# Problem to work on
What you output should match the data below exactly.

'''

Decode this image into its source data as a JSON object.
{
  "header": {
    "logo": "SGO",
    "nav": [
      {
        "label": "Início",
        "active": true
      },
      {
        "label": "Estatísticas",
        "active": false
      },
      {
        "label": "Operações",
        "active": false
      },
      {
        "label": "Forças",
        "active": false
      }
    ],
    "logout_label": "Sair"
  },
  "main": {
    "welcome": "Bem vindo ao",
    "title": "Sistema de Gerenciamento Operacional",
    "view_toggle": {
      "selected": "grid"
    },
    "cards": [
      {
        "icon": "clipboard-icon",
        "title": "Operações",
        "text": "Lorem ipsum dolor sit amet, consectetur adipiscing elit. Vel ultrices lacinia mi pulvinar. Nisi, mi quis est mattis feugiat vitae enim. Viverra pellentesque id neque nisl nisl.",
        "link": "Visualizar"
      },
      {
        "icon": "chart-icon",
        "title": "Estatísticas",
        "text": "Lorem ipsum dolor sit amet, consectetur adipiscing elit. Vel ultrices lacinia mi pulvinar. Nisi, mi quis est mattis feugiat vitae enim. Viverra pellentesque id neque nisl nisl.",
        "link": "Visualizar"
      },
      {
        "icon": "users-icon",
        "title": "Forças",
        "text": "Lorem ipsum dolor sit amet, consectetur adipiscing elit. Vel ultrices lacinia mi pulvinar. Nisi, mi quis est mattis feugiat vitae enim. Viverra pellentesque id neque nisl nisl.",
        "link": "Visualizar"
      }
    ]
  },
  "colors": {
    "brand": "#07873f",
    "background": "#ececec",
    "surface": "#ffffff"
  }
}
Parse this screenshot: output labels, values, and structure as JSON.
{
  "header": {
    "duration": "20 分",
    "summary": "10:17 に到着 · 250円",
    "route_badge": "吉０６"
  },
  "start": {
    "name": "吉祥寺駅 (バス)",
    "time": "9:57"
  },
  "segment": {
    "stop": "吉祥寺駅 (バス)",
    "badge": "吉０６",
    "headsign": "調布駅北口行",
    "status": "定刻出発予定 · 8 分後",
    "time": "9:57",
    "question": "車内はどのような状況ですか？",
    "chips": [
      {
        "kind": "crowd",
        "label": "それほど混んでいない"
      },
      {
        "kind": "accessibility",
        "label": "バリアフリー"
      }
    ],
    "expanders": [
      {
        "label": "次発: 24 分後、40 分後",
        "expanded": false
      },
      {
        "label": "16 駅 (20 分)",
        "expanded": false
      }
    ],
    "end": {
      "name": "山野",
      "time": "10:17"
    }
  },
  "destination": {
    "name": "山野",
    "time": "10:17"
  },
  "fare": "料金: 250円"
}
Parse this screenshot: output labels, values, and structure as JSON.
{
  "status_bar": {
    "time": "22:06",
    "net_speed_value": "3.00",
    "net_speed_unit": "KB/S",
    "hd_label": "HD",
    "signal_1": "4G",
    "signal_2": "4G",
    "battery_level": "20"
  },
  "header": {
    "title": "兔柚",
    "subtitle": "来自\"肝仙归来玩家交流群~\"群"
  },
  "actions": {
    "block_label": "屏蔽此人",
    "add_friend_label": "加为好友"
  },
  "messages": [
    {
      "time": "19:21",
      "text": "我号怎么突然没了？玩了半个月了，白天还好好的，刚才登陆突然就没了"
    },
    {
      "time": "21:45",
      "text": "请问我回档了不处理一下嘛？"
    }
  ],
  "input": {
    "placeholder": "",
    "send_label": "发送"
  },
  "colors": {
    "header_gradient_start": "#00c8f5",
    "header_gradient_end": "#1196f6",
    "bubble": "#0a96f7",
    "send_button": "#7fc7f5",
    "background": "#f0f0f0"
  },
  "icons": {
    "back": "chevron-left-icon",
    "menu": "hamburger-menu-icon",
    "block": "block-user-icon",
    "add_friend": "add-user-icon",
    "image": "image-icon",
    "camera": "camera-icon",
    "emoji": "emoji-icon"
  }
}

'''

# Response
Decode this image into its source data as a JSON object.
{
  "header": {
    "logo": "SGO",
    "nav": [
      {
        "label": "Início",
        "active": true
      },
      {
        "label": "Estatísticas",
        "active": false
      },
      {
        "label": "Operações",
        "active": false
      },
      {
        "label": "Forças",
        "active": false
      }
    ],
    "logout_label": "Sair"
  },
  "main": {
    "welcome": "Bem vindo ao",
    "title": "Sistema de Gerenciamento Operacional",
    "view_toggle": {
      "selected": "grid"
    },
    "cards": [
      {
        "icon": "clipboard-icon",
        "title": "Operações",
        "text": "Lorem ipsum dolor sit amet, consectetur adipiscing elit. Vel ultrices lacinia mi pulvinar. Nisi, mi quis est mattis feugiat vitae enim. Viverra pellentesque id neque nisl nisl.",
        "link": "Visualizar"
      },
      {
        "icon": "chart-icon",
        "title": "Estatísticas",
        "text": "Lorem ipsum dolor sit amet, consectetur adipiscing elit. Vel ultrices lacinia mi pulvinar. Nisi, mi quis est mattis feugiat vitae enim. Viverra pellentesque id neque nisl nisl.",
        "link": "Visualizar"
      },
      {
        "icon": "users-icon",
        "title": "Forças",
        "text": "Lorem ipsum dolor sit amet, consectetur adipiscing elit. Vel ultrices lacinia mi pulvinar. Nisi, mi quis est mattis feugiat vitae enim. Viverra pellentesque id neque nisl nisl.",
        "link": "Visualizar"
      }
    ]
  },
  "colors": {
    "brand": "#07873f",
    "background": "#ececec",
    "surface": "#ffffff"
  }
}
Parse this screenshot: output labels, values, and structure as JSON.
{
  "header": {
    "duration": "20 分",
    "summary": "10:17 に到着 · 250円",
    "route_badge": "吉０６"
  },
  "start": {
    "name": "吉祥寺駅 (バス)",
    "time": "9:57"
  },
  "segment": {
    "stop": "吉祥寺駅 (バス)",
    "badge": "吉０６",
    "headsign": "調布駅北口行",
    "status": "定刻出発予定 · 8 分後",
    "time": "9:57",
    "question": "車内はどのような状況ですか？",
    "chips": [
      {
        "kind": "crowd",
        "label": "それほど混んでいない"
      },
      {
        "kind": "accessibility",
        "label": "バリアフリー"
      }
    ],
    "expanders": [
      {
        "label": "次発: 24 分後、40 分後",
        "expanded": false
      },
      {
        "label": "16 駅 (20 分)",
        "expanded": false
      }
    ],
    "end": {
      "name": "山野",
      "time": "10:17"
    }
  },
  "destination": {
    "name": "山野",
    "time": "10:17"
  },
  "fare": "料金: 250円"
}
Parse this screenshot: output labels, values, and structure as JSON.
{
  "status_bar": {
    "time": "22:06",
    "net_speed_value": "3.00",
    "net_speed_unit": "KB/S",
    "hd_label": "HD",
    "signal_1": "4G",
    "signal_2": "4G",
    "battery_level": "20"
  },
  "header": {
    "title": "兔柚",
    "subtitle": "来自\"肝仙归来玩家交流群~\"群"
  },
  "actions": {
    "block_label": "屏蔽此人",
    "add_friend_label": "加为好友"
  },
  "messages": [
    {
      "time": "19:21",
      "text": "我号怎么突然没了？玩了半个月了，白天还好好的，刚才登陆突然就没了"
    },
    {
      "time": "21:45",
      "text": "请问我回档了不处理一下嘛？"
    }
  ],
  "input": {
    "placeholder": "",
    "send_label": "发送"
  },
  "colors": {
    "header_gradient_start": "#00c8f5",
    "header_gradient_end": "#1196f6",
    "bubble": "#0a96f7",
    "send_button": "#7fc7f5",
    "background": "#f0f0f0"
  },
  "icons": {
    "back": "chevron-left-icon",
    "menu": "hamburger-menu-icon",
    "block": "block-user-icon",
    "add_friend": "add-user-icon",
    "image": "image-icon",
    "camera": "camera-icon",
    "emoji": "emoji-icon"
  }
}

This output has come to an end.